- Exercise description -
Below are some records; output all of them exactly.
____
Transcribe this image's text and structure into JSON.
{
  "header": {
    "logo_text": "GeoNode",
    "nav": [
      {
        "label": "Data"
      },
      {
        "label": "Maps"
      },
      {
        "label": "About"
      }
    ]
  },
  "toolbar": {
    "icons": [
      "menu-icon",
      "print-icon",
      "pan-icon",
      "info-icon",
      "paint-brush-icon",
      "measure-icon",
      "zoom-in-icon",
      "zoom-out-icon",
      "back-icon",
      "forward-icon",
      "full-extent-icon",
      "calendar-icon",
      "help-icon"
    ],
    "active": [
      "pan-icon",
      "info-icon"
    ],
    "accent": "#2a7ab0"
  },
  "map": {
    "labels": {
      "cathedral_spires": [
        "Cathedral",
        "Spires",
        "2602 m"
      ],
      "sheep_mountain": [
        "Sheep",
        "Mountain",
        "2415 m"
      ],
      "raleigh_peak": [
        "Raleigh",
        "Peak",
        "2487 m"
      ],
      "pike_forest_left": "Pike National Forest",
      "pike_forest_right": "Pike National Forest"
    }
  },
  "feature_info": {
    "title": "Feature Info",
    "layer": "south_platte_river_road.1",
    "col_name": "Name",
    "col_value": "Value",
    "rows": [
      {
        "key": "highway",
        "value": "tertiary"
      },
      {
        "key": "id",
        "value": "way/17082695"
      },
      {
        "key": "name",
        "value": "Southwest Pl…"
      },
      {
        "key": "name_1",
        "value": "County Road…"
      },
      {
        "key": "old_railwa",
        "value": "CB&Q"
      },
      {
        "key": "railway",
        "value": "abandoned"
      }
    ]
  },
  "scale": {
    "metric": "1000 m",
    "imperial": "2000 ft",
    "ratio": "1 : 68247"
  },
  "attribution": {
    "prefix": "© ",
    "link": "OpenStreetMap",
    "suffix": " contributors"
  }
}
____
- Completed exercise -
Transcribe this image's text and structure into JSON.
{
  "header": {
    "logo_text": "GeoNode",
    "nav": [
      {
        "label": "Data"
      },
      {
        "label": "Maps"
      },
      {
        "label": "About"
      }
    ]
  },
  "toolbar": {
    "icons": [
      "menu-icon",
      "print-icon",
      "pan-icon",
      "info-icon",
      "paint-brush-icon",
      "measure-icon",
      "zoom-in-icon",
      "zoom-out-icon",
      "back-icon",
      "forward-icon",
      "full-extent-icon",
      "calendar-icon",
      "help-icon"
    ],
    "active": [
      "pan-icon",
      "info-icon"
    ],
    "accent": "#2a7ab0"
  },
  "map": {
    "labels": {
      "cathedral_spires": [
        "Cathedral",
        "Spires",
        "2602 m"
      ],
      "sheep_mountain": [
        "Sheep",
        "Mountain",
        "2415 m"
      ],
      "raleigh_peak": [
        "Raleigh",
        "Peak",
        "2487 m"
      ],
      "pike_forest_left": "Pike National Forest",
      "pike_forest_right": "Pike National Forest"
    }
  },
  "feature_info": {
    "title": "Feature Info",
    "layer": "south_platte_river_road.1",
    "col_name": "Name",
    "col_value": "Value",
    "rows": [
      {
        "key": "highway",
        "value": "tertiary"
      },
      {
        "key": "id",
        "value": "way/17082695"
      },
      {
        "key": "name",
        "value": "Southwest Pl…"
      },
      {
        "key": "name_1",
        "value": "County Road…"
      },
      {
        "key": "old_railwa",
        "value": "CB&Q"
      },
      {
        "key": "railway",
        "value": "abandoned"
      }
    ]
  },
  "scale": {
    "metric": "1000 m",
    "imperial": "2000 ft",
    "ratio": "1 : 68247"
  },
  "attribution": {
    "prefix": "© ",
    "link": "OpenStreetMap",
    "suffix": " contributors"
  }
}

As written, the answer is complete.